- Tedious tasks need to be rendered more interesting…check! (I take neat, colour-coded notes.)
There’s someone I follow on TikTok (connordewolfe) who posts about ADHD and his videos have helped me tremendously. I’d like to share something he said that really rings true with me about optimizing the ‘ADHD brain’: The acronym INCUP.
Something that combines most of or all of these elements works very well for me! (It’s related to stress/anxiety being my frenemy.)
3. Reminders, calendars, notes…everything that can be taken out of my racing brain and safely stored somewhere else MUST BE! It also has to be a place I’ll look, because of the ‘out of sight, out of mind’ effect.

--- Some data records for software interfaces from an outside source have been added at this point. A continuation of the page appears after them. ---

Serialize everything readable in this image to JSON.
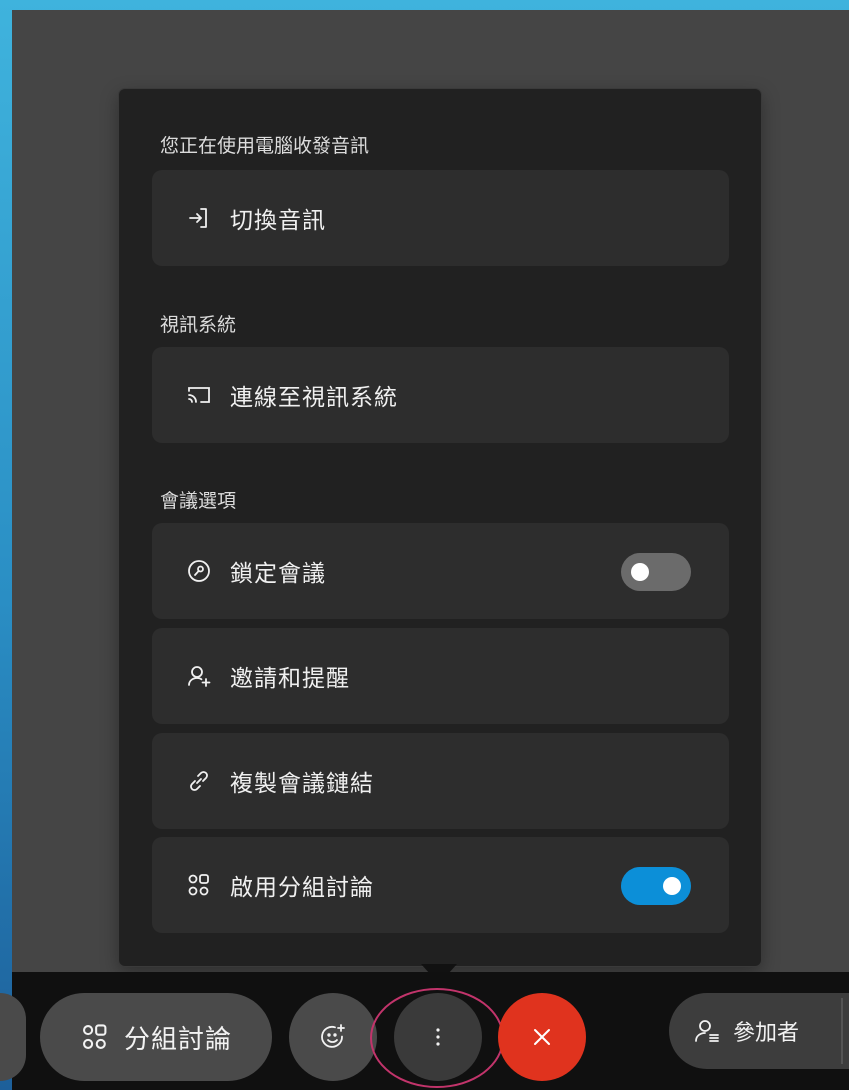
{
  "menu": {
    "audio_section_title": "您正在使用電腦收發音訊",
    "switch_audio_label": "切換音訊",
    "video_section_title": "視訊系統",
    "connect_video_label": "連線至視訊系統",
    "meeting_section_title": "會議選項",
    "lock_meeting_label": "鎖定會議",
    "lock_meeting_toggle": "off",
    "invite_label": "邀請和提醒",
    "copy_link_label": "複製會議鏈結",
    "breakout_enable_label": "啟用分組討論",
    "breakout_enable_toggle": "on"
  },
  "toolbar": {
    "breakout_label": "分組討論",
    "participants_label": "參加者",
    "more_icon": "more-vertical-icon",
    "reactions_icon": "emoji-add-icon",
    "leave_icon": "close-icon"
  },
  "colors": {
    "accent_toggle_on": "#0c8fd8",
    "leave_button": "#e0331e",
    "highlight_ring": "#c2346b"
  }
}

4. Reminding myself that I’m not stupid or slow! This is SO very important. Since my diagnosis I’ve been doing my due diligence on ADHD and it’s saddening to think of all the kids (and the adults they become) who feel less than, due to their illness. We aren’t slow, less intelligent, lazy, etc. I’d go so far as to say that our minds actually move too quickly and it’s the disparity between our inner life and the exterior world that causes so much of a disturbance.

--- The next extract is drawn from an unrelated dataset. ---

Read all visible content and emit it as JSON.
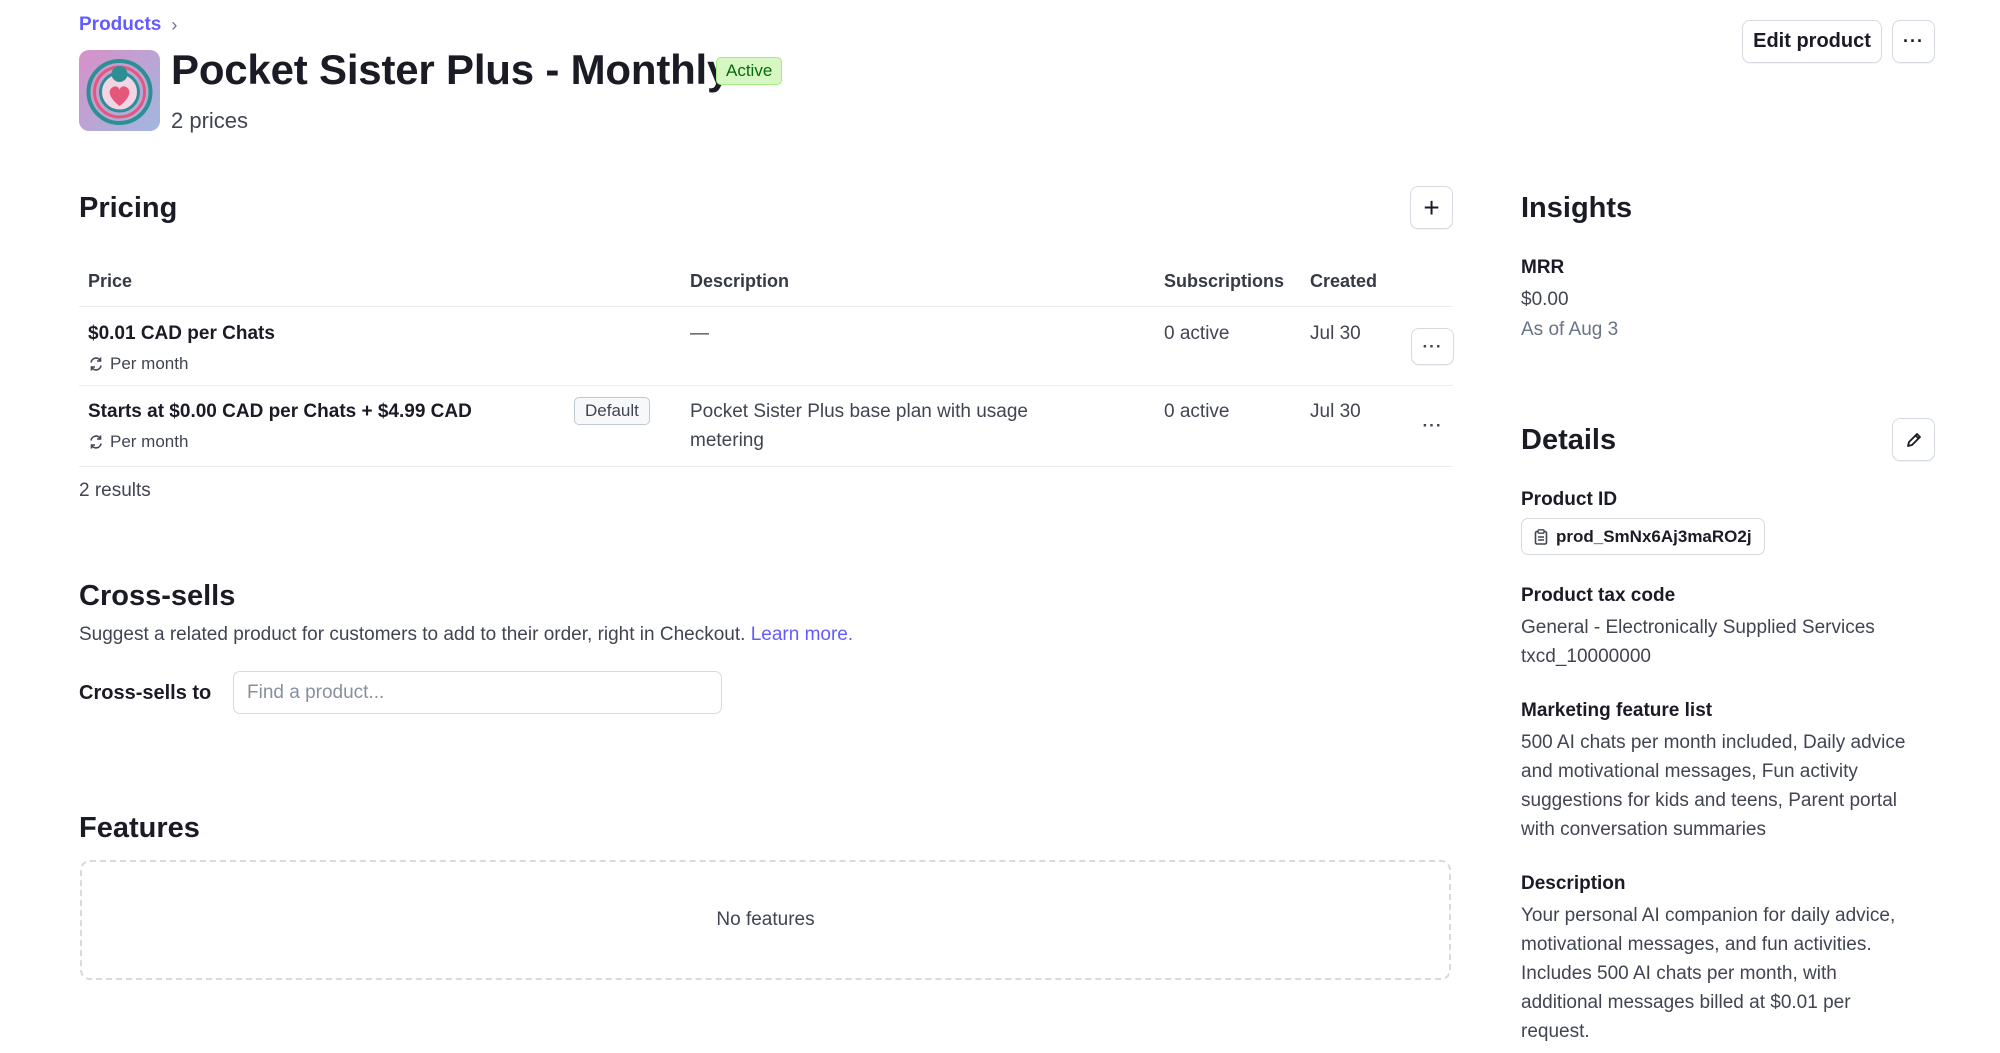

Many kids feel bad about themselves because of the comments they receive from teachers, peers and even parents. (I’m not going into intent right now, just the fact that comments can leave a serious mark.) Lots of kids with ADHD grow up through school feeling stupid, inferior, slow, incapable…and this can result in them giving up entirely. It’s a super toxic paradigm that has to change.
I was lucky, I didn’t feel stupid…at least not academically and I think a large part of that is because my teachers never really suspected I had ADHD and I was a shy, quiet kid which hid some symptoms. I guess I was also highly functioning and it certainly appears that my ADHD worsened as I got older rather than improved. Thankfully that’s changing again! My lower confidence was associated with feeling incapable outside of school rather than within it. My theory is that when I was young I unconsciously did exactly what was necessary to succeed in spite of AND due to my ADHD: I viewed school as an interesting game within which I could win and compete with myself. Voila – I was using the INCUP strategy without knowing it!
I really hope you found this personal exploration interesting and helpful to you in some related way. As always, I’m promoting self-awareness and analysis as a means of improving ones’ condition whatever it may be. It doesn’t do to leave our understanding at a DSM-5 level. We must interpret through the context and experience of our lives to find solutions that work for us as individuals. I’ll leave you today with one last personal realization along with the qualifier that I’m not in any way glamourizing mental illness.
I don’t think that I would give up my ADHD and any other diagnosed or undiagnosed condition I might have if it meant losing my deepened appreciation for the human condition, vivid imagination, intense empathy and flow of ideas. I do think they’re related and I’m certain that I wouldn’t have many of the parts of myself I finally appreciate if it weren’t for the past 6 years – as crappy as much of it was.